A dystopian nightmare by Franz Orwell.
Part One: The Awakening
K opened his eyes and looked down at his body prone on the bed. He wasn't a beetle anymore. Over in the far corner on his work desk he saw a slim aluminium case. Trying out his legs for the first time in ages, he sauntered off to the far corner to get a closer look at the fascinating device.
K flexed his new found fingers and studied the aluminium cover. A white upside-down apple was glowing and a small diode was throbbing on the front of the slim package. He pushed at the apple as if it were a button; nothing happened. He tried again on the front by the throbbing diode; a latch was released and the 'lid' of the device popped up half an inch. K inserted his thumb between the two halves and raised the lid.
The sight that greeted him was similar to Microsoft Windows - but it wasn't Windows. In a few days K learned this was called Mac OS X. It was a system similar to Windows but far superior. K got used to the device and learned to search on the Internet all over again.
Part Two: The Shock
After several days K noticed an icon in his dock in the form of a postage stamp. He decided he'd finally click it. After bouncing half a dozen times the icon gave way to what appeared to be a mail program. Once the mail program opened it started searching for mail, spinners spinning furiously on the left. New mail started dropping in.
The third message in K's inbox startled him.
From: Haute Autorité pour la Diffusion des Œuvres et la Protection des Droits sur Internet
Subject: Concerning your continuing use of BitTorrent technology to engage in illegal file sharing
It has come to the attention of this agency that you are engaging in illegal activities on the Internet.
Downloading copyrighted materials is expressly forbidden by law. This is notice that if you do not cease this despicable activity your Internet connection will be terminated.
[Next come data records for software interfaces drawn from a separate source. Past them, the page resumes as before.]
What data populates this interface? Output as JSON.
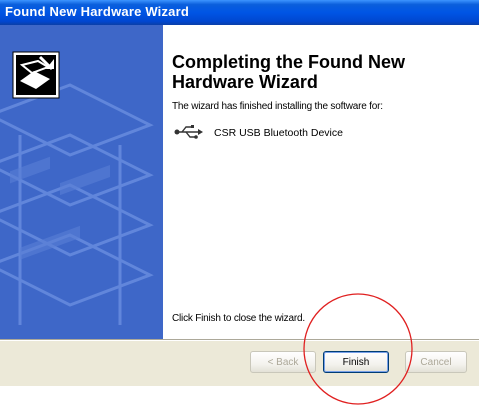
{
  "window": {
    "title": "Found New Hardware Wizard"
  },
  "main": {
    "heading": "Completing the Found New Hardware Wizard",
    "description": "The wizard has finished installing the software for:",
    "device": {
      "name": "CSR USB Bluetooth Device",
      "icon": "usb-icon"
    },
    "finish_hint": "Click Finish to close the wizard."
  },
  "buttons": {
    "back": "< Back",
    "finish": "Finish",
    "cancel": "Cancel"
  },
  "colors": {
    "titlebar": "#0055e5",
    "side_panel": "#3e67c8",
    "highlight_circle": "#e02020"
  }
}
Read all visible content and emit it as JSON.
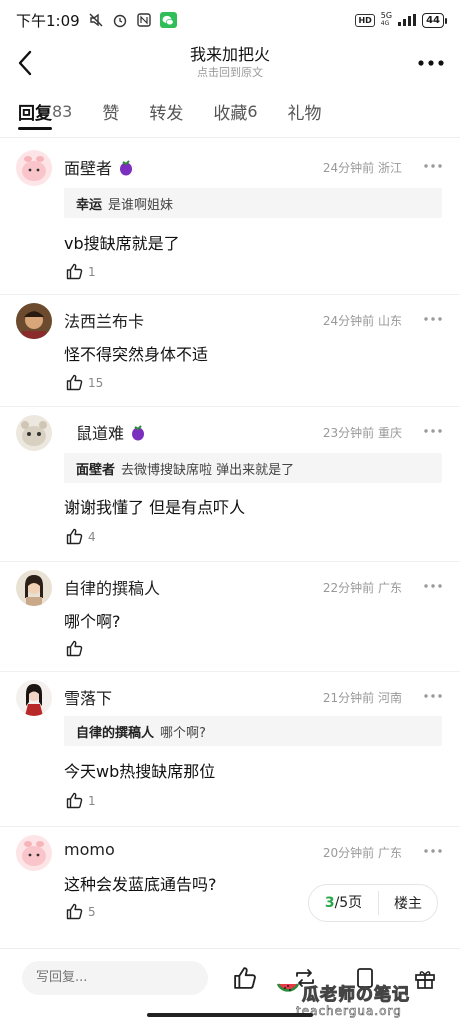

You will however be required to continue to pay your Internet connectivity bills even for this time.
This is your first warning.
Downloading? BitTorrent? File sharing? What is this? K asked himself. Certainly he was aware of no such activities in his Apple computer. And he knew the computer itself was very secure. It would of course have been a different matter indeed had he been running Windows: then any hacker could have gained entrance and used his connection for anything at all - including this BitTorrent file sharing downloading, whatever that was.
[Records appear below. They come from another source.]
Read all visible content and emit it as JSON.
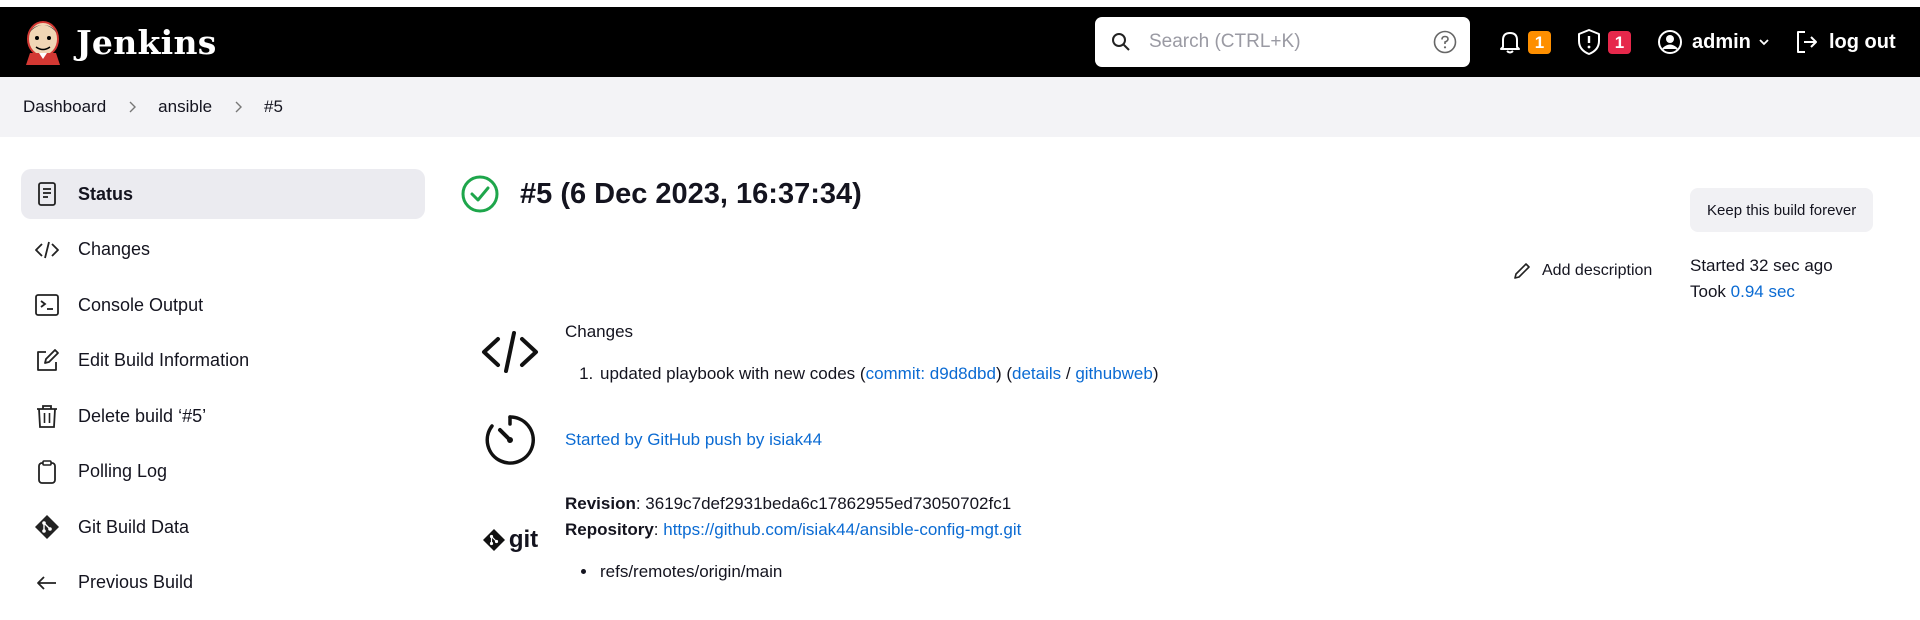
{
  "header": {
    "brand": "Jenkins",
    "search_placeholder": "Search (CTRL+K)",
    "notifications_count": "1",
    "security_count": "1",
    "user": "admin",
    "logout": "log out",
    "colors": {
      "bar": "#000000",
      "notify_badge": "#fe8f00",
      "security_badge": "#e6284b"
    }
  },
  "breadcrumb": [
    "Dashboard",
    "ansible",
    "#5"
  ],
  "sidebar": {
    "items": [
      {
        "label": "Status",
        "icon": "document-icon",
        "active": true
      },
      {
        "label": "Changes",
        "icon": "code-icon"
      },
      {
        "label": "Console Output",
        "icon": "terminal-icon"
      },
      {
        "label": "Edit Build Information",
        "icon": "edit-icon"
      },
      {
        "label": "Delete build ‘#5’",
        "icon": "trash-icon"
      },
      {
        "label": "Polling Log",
        "icon": "clipboard-icon"
      },
      {
        "label": "Git Build Data",
        "icon": "git-icon"
      },
      {
        "label": "Previous Build",
        "icon": "arrow-left-icon"
      }
    ]
  },
  "build": {
    "title": "#5 (6 Dec 2023, 16:37:34)",
    "status_color": "#1ea64b",
    "keep_forever": "Keep this build forever",
    "add_description": "Add description",
    "started": "Started 32 sec ago",
    "took_prefix": "Took ",
    "took_value": "0.94 sec"
  },
  "changes": {
    "heading": "Changes",
    "item_text": "updated playbook with new codes (",
    "commit_link": "commit: d9d8dbd",
    "mid": ") (",
    "details_link": "details",
    "slash": " / ",
    "githubweb_link": "githubweb",
    "end": ")"
  },
  "trigger": {
    "text": "Started by GitHub push by isiak44"
  },
  "git": {
    "logo_text": "git",
    "revision_label": "Revision",
    "revision_value": ": 3619c7def2931beda6c17862955ed73050702fc1",
    "repository_label": "Repository",
    "repository_sep": ": ",
    "repository_url": "https://github.com/isiak44/ansible-config-mgt.git",
    "branch": "refs/remotes/origin/main"
  }
}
K checked his router. Yes, the router used physical cable connections; no, it was not set up for wireless connectivity. That ruled out the possibility his connection was being hijacked.
So why would he be accused of something he wasn't even remotely capable of doing?
K returned to his bed that night to fall into a deep but restless slumber.
Part Three: The Reminder
Two days later there was a knock on the door. It was the postman. K was to sign for a letter he had not solicited. He was suspicious but he signed anyway, thanked the postman, and then returned inside to open the envelope.
The envelope contained a letter from the Haute Autorité pour la Diffusion des Œuvres et la Protection des Droits sur Internet. The HADOPI people were accusing him once again of illegal download BitTorrent file sharing activities. They'd again received complaints from movie companies and record companies that he was still engaged in file sharing.
K was informed that this was his final warning - that if HADOPI received any further complaints that he would be summarily disconnected from the Internet for one full year.
There was a telephone number at the bottom of the letter.
Part Four: The Telephone Call
K dialed the number at the bottom of the letter and found himself shuffled back and forth between different departments until someone was finally willing to speak to him. K gave his name and explained his situation.
'I don't even know what download BitTorrent file sharing is', K protested.
'It's possible we were wrong', said the voice on the other end. 'It's been known to happen before.'
'But what can I do?' asked a frightened K.
'You'll have to prove your innocence', said the voice.
'Prove my innocence? What happened to innocent until proven guilty?'
'There is no provision for that luxury in this legislation.'
'So what can I do?'
'You can let us install spyware on your computer. Would you like me to set up an appointment for you?'
Part Five: The Visit
K was roused the following morning by another knock on the door. It was the HADOPI technician come to install spyware on K's Apple computer. K left the man to it and removed himself to his kitchen to prepare his breakfast.
'What kind of computer is this?' K heard the man shout from the other room. 'Where is My Computer? How do I get to Add/Remove Programs? Is this computer legal?'
K returned to explain to the HADOPI technician that his was an Apple computer, that it did not run Windows. 'Will there be a problem?' he asked.
'There's no way I can install our spyware on this computer!' the technician said angrily. 'Why can't you just use the same thing as everyone else?'
K explained politely that he had no idea himself, that less than a week ago he was still a beetle. He closed the door after the flustered HADOPI technician.
K was disconnected from the Internet the following week. He received a final letter from the Haute Autorité pour la Diffusion des Œuvres et la Protection des Droits sur Internet informing him of this action and this time accusing him further of using 'hacker technologies' in an effort to undermine the work of HADOPI and the social fabric of the nation.
K was going back to court.